There’s no doubt that those heavy-lifting years are difficult at times. But enough to make you love your children but hate your life? Apparently so for some young parents as reported by a cover story in New York Magazine a week ago and a segment on “Why Some Parents Hate Parenting” on the Today show last Thursday.
“It’s not that you don’t love your kids; it’s all those other things that come along with the job.” –Today host Meredith Vierra
Both the article and the segment cited several happiness studies that found child-rearing ranked low on a list of activities in terms of overall satisfaction. Napping, cooking and housework all tallied higher than the child-rearing. Who wouldn’t rather nap or cook than change a diaper? In her New York piece, Jennifer Senior wrote:
Most people assume that having children will make them happier. Yet a wide variety of academic research shows that parents are not happier than their childless peers, and in many cases are less so.
In both her article and on the Today show, Ms. Senior blamed the unhappiness how “the experience of raising children has fundamentally changed.” Yes it did change…about three decades ago when Baby Boomers professionalized parenting, carrying babies in one arm and a load of baby books in the other. Professional parenting only spurred more books, more studies, more websites (and blogs!) and movies from Baby Boom to Away We Go (in which a young mom refuses to use a stroller because it pushes the baby away from her!)

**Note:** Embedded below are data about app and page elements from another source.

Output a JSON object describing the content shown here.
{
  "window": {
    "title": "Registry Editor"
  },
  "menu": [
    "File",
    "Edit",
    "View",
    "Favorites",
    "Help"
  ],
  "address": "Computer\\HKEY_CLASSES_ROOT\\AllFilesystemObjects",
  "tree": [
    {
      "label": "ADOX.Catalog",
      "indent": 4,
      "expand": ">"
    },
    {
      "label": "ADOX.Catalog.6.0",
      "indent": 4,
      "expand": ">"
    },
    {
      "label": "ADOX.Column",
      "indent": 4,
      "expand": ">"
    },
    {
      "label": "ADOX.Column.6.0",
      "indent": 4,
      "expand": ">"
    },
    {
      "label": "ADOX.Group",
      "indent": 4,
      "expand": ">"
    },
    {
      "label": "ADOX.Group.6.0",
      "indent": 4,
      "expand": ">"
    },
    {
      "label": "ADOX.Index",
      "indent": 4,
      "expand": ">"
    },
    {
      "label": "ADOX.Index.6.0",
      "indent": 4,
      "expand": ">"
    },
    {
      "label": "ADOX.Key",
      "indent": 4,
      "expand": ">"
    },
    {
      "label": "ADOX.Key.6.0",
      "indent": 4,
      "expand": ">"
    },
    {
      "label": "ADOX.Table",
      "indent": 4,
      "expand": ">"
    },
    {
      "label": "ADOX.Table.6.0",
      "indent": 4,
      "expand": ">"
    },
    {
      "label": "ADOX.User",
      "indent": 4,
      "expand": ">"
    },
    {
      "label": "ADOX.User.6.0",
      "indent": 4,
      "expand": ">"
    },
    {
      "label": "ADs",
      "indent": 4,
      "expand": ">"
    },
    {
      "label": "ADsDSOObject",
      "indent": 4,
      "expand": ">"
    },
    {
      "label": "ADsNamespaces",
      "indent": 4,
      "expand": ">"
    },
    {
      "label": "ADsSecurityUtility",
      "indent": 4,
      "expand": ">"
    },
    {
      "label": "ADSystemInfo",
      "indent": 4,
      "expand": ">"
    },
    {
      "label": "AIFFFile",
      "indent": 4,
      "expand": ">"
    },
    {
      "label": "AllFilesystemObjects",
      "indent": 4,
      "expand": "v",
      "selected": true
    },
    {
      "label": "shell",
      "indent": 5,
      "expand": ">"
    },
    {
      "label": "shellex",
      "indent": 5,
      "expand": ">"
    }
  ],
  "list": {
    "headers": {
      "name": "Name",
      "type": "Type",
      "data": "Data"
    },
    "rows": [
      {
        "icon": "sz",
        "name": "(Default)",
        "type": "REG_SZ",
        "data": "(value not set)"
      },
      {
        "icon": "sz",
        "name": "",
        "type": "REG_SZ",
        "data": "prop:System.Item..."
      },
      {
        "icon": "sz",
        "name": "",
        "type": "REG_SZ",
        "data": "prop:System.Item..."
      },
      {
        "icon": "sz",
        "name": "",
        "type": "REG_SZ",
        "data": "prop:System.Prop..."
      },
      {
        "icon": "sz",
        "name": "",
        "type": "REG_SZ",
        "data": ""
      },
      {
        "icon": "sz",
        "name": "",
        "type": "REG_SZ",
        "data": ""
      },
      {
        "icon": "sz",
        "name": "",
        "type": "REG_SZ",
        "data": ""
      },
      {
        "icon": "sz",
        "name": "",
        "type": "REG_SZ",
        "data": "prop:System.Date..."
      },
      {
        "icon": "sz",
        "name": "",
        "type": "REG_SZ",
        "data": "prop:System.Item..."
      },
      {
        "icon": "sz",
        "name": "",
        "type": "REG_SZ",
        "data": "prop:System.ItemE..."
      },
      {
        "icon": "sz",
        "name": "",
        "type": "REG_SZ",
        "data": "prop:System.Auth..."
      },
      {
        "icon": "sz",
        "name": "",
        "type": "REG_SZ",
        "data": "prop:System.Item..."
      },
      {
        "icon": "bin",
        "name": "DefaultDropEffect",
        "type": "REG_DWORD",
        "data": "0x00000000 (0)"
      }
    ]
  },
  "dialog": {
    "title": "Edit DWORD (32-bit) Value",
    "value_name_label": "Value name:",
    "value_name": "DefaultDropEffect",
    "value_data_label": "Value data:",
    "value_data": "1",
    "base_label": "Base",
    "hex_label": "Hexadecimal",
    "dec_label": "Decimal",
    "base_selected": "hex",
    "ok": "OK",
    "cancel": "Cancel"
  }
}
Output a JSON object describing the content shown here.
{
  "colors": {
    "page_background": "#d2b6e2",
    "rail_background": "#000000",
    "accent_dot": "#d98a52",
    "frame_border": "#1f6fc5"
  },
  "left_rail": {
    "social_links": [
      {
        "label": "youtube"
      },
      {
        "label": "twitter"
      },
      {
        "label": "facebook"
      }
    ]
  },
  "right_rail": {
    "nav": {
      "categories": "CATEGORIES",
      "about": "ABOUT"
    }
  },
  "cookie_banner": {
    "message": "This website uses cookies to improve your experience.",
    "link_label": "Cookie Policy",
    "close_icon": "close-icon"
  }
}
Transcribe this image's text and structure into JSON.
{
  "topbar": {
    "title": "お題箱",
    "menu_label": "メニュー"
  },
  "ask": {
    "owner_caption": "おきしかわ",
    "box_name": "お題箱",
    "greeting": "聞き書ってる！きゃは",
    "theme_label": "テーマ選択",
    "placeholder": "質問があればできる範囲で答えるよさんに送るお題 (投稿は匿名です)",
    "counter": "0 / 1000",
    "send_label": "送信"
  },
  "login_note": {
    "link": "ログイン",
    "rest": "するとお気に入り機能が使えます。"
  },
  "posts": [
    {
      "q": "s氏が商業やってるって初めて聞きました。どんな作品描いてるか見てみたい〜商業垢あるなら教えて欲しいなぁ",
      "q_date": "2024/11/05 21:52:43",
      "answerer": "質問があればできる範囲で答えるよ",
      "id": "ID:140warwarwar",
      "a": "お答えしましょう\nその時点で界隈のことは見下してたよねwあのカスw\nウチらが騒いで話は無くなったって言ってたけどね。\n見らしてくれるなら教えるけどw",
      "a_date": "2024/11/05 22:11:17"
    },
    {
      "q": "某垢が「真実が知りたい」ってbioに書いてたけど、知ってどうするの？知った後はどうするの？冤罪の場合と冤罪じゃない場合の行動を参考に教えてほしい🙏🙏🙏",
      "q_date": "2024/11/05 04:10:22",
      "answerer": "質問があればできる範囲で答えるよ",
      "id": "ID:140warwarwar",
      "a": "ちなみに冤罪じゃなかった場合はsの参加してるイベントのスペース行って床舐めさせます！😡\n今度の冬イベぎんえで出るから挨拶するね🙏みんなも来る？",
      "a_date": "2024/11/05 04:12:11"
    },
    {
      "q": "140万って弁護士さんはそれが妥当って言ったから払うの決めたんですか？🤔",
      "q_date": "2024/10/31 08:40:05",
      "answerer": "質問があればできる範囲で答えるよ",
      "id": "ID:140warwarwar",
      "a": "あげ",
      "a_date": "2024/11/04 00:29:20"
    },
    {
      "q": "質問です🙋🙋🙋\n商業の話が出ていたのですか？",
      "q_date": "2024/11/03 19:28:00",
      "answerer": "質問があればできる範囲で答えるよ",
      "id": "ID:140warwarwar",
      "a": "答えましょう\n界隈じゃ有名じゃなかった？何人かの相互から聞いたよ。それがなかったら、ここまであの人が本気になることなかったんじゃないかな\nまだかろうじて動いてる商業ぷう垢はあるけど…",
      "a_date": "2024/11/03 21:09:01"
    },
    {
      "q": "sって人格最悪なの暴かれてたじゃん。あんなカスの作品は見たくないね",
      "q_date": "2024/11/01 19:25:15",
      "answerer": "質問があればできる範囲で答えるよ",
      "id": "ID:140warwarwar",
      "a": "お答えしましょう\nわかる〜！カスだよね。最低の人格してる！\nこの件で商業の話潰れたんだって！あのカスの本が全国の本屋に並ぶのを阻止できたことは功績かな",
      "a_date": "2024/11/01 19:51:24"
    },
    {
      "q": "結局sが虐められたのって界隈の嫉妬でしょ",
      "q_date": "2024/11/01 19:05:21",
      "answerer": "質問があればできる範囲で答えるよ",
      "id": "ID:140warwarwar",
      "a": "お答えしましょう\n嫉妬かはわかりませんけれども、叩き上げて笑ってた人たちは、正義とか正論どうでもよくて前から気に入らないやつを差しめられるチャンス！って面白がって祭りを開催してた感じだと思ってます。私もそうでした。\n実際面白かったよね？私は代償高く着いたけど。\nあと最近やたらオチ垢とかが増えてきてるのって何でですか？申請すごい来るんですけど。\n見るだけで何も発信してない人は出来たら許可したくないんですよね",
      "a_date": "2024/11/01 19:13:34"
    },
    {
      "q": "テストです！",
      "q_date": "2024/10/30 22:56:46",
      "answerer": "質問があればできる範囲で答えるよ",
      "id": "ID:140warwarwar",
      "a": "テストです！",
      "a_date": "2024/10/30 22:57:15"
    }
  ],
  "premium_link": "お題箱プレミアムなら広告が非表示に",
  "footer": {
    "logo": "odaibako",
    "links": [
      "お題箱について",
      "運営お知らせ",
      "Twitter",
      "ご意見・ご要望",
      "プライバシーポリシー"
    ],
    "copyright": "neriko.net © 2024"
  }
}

Some of those studies attempt to measure happiness minute by minute. The reality is that many of us have mixed feelings about almost any experience whether raising kids or work or vacations or going to the gym. Daily life is filled with ambivalence, noted psychiatrist Gail Saltz, who also appeared in the Today segment. As far as happiness, she explained, it varies greatly on whether you’re trying to measure happiness in the present or recall a time in the past or looking to the future.
When a toddler is throwing up it’s hard to be happy. The routines become numbing when you’re doing laundry, shuttling kids to activities, worrying about bills. But there finally does come a time, after 20 or 30 years, when the memories filter out many of those wrenching—and retching—moments. Instead the focus shifts to the magical moments of parenting, both special and everyday. Then our lament becomes not how hard it is but how quickly the time passed. The good news: You get to do it all over again, the “lite” fun version, as a grandparent!